The ‘v’ effect

Many people speak of alienating the audience (making them separate from the action) but verfremdungseffekt actually translates more closely to ‘distancing.’ However, it’s still often called the alienation effect or is shortened to the ‘v’ effect and there are many ways of using it.

Brecht definitely wanted his audience to remain interested and engaged by the drama otherwise his message would be lost. It was emotional investment in the characters he aimed to avoid.

His approach to theatre suits work which has a political, social or moral message. Perhaps you want the audience to consider the meaning in a parable (a story with a wider moral message). You might want to explore a theme or issue and make your audience consider varying viewpoints or sides to an argument. If so you can learn a lot from the distancing devices used in Brechtian theatre.

Epic theatre (Brechtian theatre) breaks the fourth wall, the imaginary wall between the actors and audience which keeps them as observers. They are active members of the theatrical experience as they are kept thinking throughout, not switching off.

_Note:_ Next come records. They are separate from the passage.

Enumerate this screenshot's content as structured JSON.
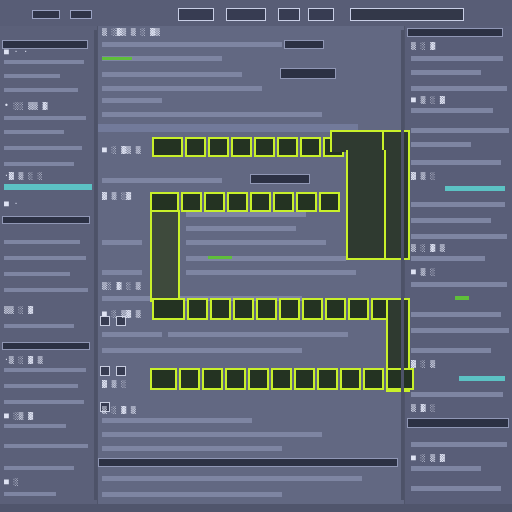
{
  "colors": {
    "background": "#5b617b",
    "accent": "#c8f02a",
    "text_light": "#dfe3f3",
    "text_green": "#8ee04a"
  },
  "left_panel": {
    "lines": [
      "■ · ·",
      "• ░░ ▒▒ ▓",
      "·▓ ▒ ░ ░",
      "■ ·",
      "▒▒ ░ ▓",
      "·▒ ░ ▓ ▒",
      "■ ░▒ ▓",
      "■ ░",
      "▓ ▒ ░"
    ]
  },
  "main_panel": {
    "lines": [
      "▒ ░▓▒ ▒ ░ ▓▒",
      "■ ░ ▓▒ ▒",
      "▓ ▒ ░▓",
      "▒░ ▓ ░ ▒",
      "■ ░ ▒▓ ▒",
      "▓ ▒ ░",
      "▒ ░ ▓ ▒",
      "■ ▒ ░▓"
    ]
  },
  "right_panel": {
    "lines": [
      "▒ ░ ▓",
      "■ ▒ ░ ▓",
      "▓ ▒ ░",
      "▒ ░ ▓ ▒",
      "■ ▒ ░",
      "▓ ░ ▒",
      "▒ ▓ ░",
      "■ ░ ▒ ▓",
      "▓ ▒"
    ]
  }
}
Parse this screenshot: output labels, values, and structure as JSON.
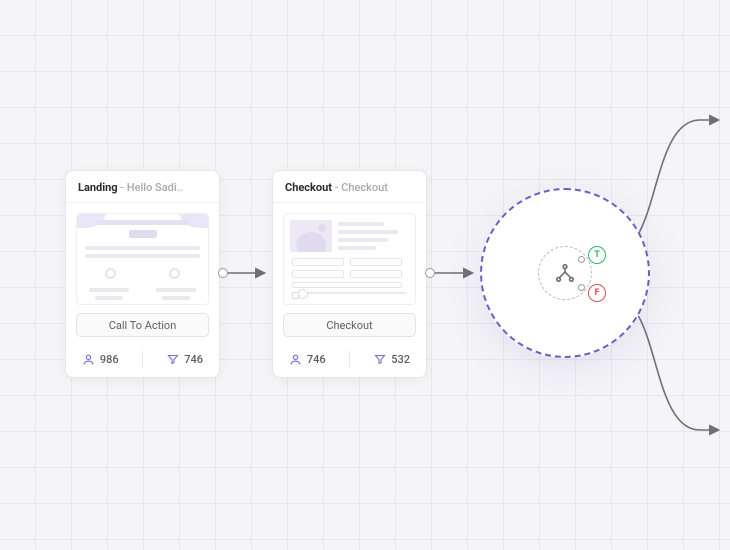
{
  "nodes": {
    "landing": {
      "title_prefix": "Landing",
      "title_suffix": "Hello Sadi..",
      "action_label": "Call To Action",
      "users_count": "986",
      "filter_count": "746"
    },
    "checkout": {
      "title_prefix": "Checkout",
      "title_suffix": "Checkout",
      "action_label": "Checkout",
      "users_count": "746",
      "filter_count": "532"
    }
  },
  "decision": {
    "true_label": "T",
    "false_label": "F"
  },
  "colors": {
    "accent": "#6b5fc7",
    "true": "#2fb66a",
    "false": "#e34d4d",
    "arrow": "#6f6f78"
  }
}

Illustration of a simple stage set in a shoe box, with "The fourth wall" labelled